Virtualization Is Successful Because Operating Systems Are Weak
It occurred to me that virtual machine monitors (VMMs) provide similar functionality to that of operating systems. Virtualization supports functions such as these:
- Minimized downtime for patching OSes and applications
- Restart a crashed OS or server
- More or different images as demand changes
- Support legacy platforms
Compare it to the list of operating system duties:
- Minimized downtime for patching applications
- Restart crashed applications
- More or different processes as demand changes
- Protected memory
- Accounts, capabilities
The similarity suggests that virtualization solutions compete with operating systems. I now believe that a part of their success must be because operating systems do not satisfy these needs well enough, not taking into account the capability to run legacy operating systems or entirely different operating systems simultaneously. Typical operating systems lack security, reliability and ease of maintenance. They have drivers in kernel space; Windows Vista thankfully now has them in user space, and Linux is moving in that direction. The complexity is staggering. This is reflected in the security guidance; hardening guides and “benchmarks” (essentially an evaluation of configuration settings) are long and complex. The attempt to solve the federal IT maintenance and compliance problem created the SCAP and XCCDF standards, which are currently ambiguously specified, buggy and very complex. The result of all this is intensive, stressful and inefficient maintenance in an environment of numerous and unending vulnerability advisories and patches.

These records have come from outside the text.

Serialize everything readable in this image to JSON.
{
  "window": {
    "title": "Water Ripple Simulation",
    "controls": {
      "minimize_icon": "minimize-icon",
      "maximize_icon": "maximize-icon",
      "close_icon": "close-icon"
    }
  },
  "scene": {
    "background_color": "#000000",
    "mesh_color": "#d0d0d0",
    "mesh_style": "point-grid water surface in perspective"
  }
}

What it looks like is that we have sinking boats, so we’re putting them inside a bigger, more powerful boat, virtualization. In reality, virtualization typically depends on another, full-blown operating system.
VMWare ESX Server runs its own OS with drivers. Xen and offerings based on it have a full, general purpose OS in domain 0, in control and command of the VMM (notwithstanding disaggregation). Microsoft’s “Hyper-V” requires a full-blown Windows operating system to run it. So what we’re doing is really exchanging an untrusted OS for another, that we should trust more for some reason. This other OS also needs patches, configuration and maintenance. Now we have multiple OSes to maintain! What did we gain? We don’t trust OSes but we trust “virtualization” that depends on more OSes? At least ESX is “only” 50 MB, simpler and smaller than the others, but the number of defects/MB of binary code as measured by patches issued is not convincing.
I’m now not convinced that a virtualization solution + guest OS is significantly more secure or functional than just one well-designed OS could be, in theory. Defense in depth is good, but the extent of the spread of virtualization may be an admission that we don’t trust operating systems enough to let them stand on their own. The practice of wiping and reinstalling an OS after an application or an account is compromised, or deploying a new image by default suggests that there is little trust in the depth provided by current OSes.
As for ease of management and availability vs patching, I don’t see why operating systems would be unable to be managed in a smart manner just like ESX is, migrating applications as necessary. ESX is an operating system anyway… I believe that all the special things that a virtualization solution does for functionality and security, as well as the “new” opportunities being researched, could be done as well by a trustworthy, properly designed OS; there may be a thesis or two in figuring out how to implement them back in an operating system.
What virtualization vendors are really doing is a clever way to smoothly replace one operating system with another. This may be how an OS monopoly could be dislodged, and perhaps would explain the virtualization-unfriendly clauses in the licensing options for Vista: virtualization could become a threat to the dominance of Windows, if application developers started coding for the underlying OS instead of the guest. Of course, even with a better OS we’d still need virtualization for testbeds like ReAssure, and for legacy applications. Perhaps ReAssure could help test new, better operating systems.
(This text is the essence of my presentation in the panel on virtualization at the 2008 CERIAS symposium).
Heiser G et al. (2007) Towards trustworthy computing systems: Taking microkernels to the next level. ACM Operating Systems Review, 41
Tanenbaum AS, Herder JN and Bos H (2006) Can we make operating systems reliable and secure? Computer, 39